Chinese painter Zhang Xiaogang’s Bloodline Series, No. 2, once owned by director Oliver Stone, more than doubled its low estimate for a total of HKD 98 million ($12.6 million). Dana Schutz’s 2017 painting of contorted figures Elevator, which was featured in the Whitney Biennial the same year was among the top single-lot sales by a Western artist; the work doubled its high estimate going for $6.4 million. Christie’s made a pitch to the consignor based upon their feeling for the Asian market. Although there was strong bidding from New York to drive the record price, the strategy paid off when the work was purchased by an Asia-based buyer.
As for the overall performance of the top Hong Kong lots, more than half of the top 20 works sold for above their estimates, with only one lot, Andy Warhol’s Dollar Sign failing to meet its pre-sale expectation.
Fall 2020 Hong Kong Modern and Contemporary Art Top Day Sale Lots
A single work by Zao Wou-Ki in the top 20 day sales lots hammered below its low estimate. Like the top evening sale lots, more than half of the works sold for hammer prices above the high estimate—another indication of the market’s strength in the region. Representing a range of styles spanning Western and Eastern art movements from various periods, artists such as Yoshitomo Nara and Liu Ye, each known respectively for their repeated visual tropes and universal appeal in the global art market, have historically topped the Hong Kong contemporary day auctions. Compared to the summer auction sales, this season’s results show a smaller portion of emerging Western artists dominating the day sales, as the modern market remains supreme, with works by modernists like Lin Fegman, Chu Teh-Chun, Vu Cao Dam, Leonard Foujita and Marc Chagall among the top 20 highest single-lot sale. Emerging artists like Amoako Boafo, Matthew Wong and Salman Toor, each of whom have captured the market’s attention in the past year with staggering auction records, remained among the ultra-contemporary favorites in the Hong Kong market.
Fall 2020 Hong Kong Modern and Contemporary Art Most Dynamic Lots

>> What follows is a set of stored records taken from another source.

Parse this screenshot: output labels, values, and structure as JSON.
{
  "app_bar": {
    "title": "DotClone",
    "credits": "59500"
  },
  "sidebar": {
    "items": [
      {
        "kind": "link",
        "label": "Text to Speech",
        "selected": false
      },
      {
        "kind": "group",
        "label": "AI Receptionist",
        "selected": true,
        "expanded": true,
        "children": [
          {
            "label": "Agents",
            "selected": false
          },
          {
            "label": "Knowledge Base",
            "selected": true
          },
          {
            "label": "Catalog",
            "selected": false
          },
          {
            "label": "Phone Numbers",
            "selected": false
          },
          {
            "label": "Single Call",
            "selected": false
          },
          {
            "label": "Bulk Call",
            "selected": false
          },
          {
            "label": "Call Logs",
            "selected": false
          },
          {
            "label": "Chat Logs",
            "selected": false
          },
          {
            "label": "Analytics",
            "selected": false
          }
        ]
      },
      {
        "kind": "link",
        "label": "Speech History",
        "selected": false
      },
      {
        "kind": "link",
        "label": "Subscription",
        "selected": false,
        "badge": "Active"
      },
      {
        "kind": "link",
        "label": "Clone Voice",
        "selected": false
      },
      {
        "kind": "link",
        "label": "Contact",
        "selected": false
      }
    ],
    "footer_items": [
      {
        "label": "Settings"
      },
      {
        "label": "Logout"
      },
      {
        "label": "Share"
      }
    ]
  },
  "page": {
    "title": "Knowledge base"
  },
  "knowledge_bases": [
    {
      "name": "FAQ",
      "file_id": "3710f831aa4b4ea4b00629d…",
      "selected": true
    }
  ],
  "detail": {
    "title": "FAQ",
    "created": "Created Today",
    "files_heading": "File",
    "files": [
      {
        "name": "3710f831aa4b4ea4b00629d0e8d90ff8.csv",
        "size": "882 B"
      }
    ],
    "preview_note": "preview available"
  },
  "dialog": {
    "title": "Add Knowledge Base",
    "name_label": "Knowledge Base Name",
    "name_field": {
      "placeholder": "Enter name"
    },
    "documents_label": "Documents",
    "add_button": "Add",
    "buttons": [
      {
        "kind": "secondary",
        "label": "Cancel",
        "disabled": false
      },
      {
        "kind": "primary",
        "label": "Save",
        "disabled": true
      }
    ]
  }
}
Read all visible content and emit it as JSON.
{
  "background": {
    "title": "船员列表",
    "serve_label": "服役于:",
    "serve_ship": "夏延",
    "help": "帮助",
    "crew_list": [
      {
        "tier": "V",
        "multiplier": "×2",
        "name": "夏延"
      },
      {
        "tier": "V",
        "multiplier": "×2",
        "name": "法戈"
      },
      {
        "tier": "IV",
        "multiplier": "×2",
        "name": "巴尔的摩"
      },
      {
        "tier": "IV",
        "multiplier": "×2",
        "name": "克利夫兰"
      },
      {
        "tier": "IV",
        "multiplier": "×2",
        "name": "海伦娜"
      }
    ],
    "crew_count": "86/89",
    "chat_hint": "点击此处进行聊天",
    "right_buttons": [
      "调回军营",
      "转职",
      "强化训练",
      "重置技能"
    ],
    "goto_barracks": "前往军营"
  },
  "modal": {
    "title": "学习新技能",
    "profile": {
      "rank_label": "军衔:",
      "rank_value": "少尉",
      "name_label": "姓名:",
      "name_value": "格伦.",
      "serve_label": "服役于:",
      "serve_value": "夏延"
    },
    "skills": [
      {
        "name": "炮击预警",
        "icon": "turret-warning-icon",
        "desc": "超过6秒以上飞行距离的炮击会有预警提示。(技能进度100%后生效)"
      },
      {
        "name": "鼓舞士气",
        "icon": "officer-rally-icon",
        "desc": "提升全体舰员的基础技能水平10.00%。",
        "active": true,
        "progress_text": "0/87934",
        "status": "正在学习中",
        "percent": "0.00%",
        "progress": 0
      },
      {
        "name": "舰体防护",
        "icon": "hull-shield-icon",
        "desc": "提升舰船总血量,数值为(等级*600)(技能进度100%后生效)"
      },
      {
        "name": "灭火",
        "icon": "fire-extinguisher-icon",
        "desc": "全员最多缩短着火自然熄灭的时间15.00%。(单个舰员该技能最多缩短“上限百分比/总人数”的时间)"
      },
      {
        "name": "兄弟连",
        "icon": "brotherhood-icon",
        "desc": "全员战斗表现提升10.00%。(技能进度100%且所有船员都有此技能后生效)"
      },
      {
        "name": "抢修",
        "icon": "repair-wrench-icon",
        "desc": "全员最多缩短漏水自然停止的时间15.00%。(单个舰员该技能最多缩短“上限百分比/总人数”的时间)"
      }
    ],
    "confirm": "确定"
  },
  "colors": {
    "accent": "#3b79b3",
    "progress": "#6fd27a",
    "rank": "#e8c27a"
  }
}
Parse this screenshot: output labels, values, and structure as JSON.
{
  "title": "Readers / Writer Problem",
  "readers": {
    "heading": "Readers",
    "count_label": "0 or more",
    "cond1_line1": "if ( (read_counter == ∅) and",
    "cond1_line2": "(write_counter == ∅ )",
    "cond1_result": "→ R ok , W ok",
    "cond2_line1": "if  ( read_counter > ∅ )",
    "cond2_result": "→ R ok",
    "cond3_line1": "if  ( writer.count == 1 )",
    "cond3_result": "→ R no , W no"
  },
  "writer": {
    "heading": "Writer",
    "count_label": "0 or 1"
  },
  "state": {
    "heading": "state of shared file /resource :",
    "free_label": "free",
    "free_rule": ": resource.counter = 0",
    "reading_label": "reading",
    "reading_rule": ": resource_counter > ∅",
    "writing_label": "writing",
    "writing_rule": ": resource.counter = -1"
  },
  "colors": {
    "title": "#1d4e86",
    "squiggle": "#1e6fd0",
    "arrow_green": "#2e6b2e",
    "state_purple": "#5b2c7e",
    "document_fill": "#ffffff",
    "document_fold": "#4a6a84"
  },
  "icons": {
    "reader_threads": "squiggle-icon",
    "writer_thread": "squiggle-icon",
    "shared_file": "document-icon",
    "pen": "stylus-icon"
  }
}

* This analysis uses data from 11 modern and contemporary art Hong Kong day and evening sales at Christie’s, Sotheby’s and Phillips from October 5th-December 4th, 2020 and includes items of fine art and design.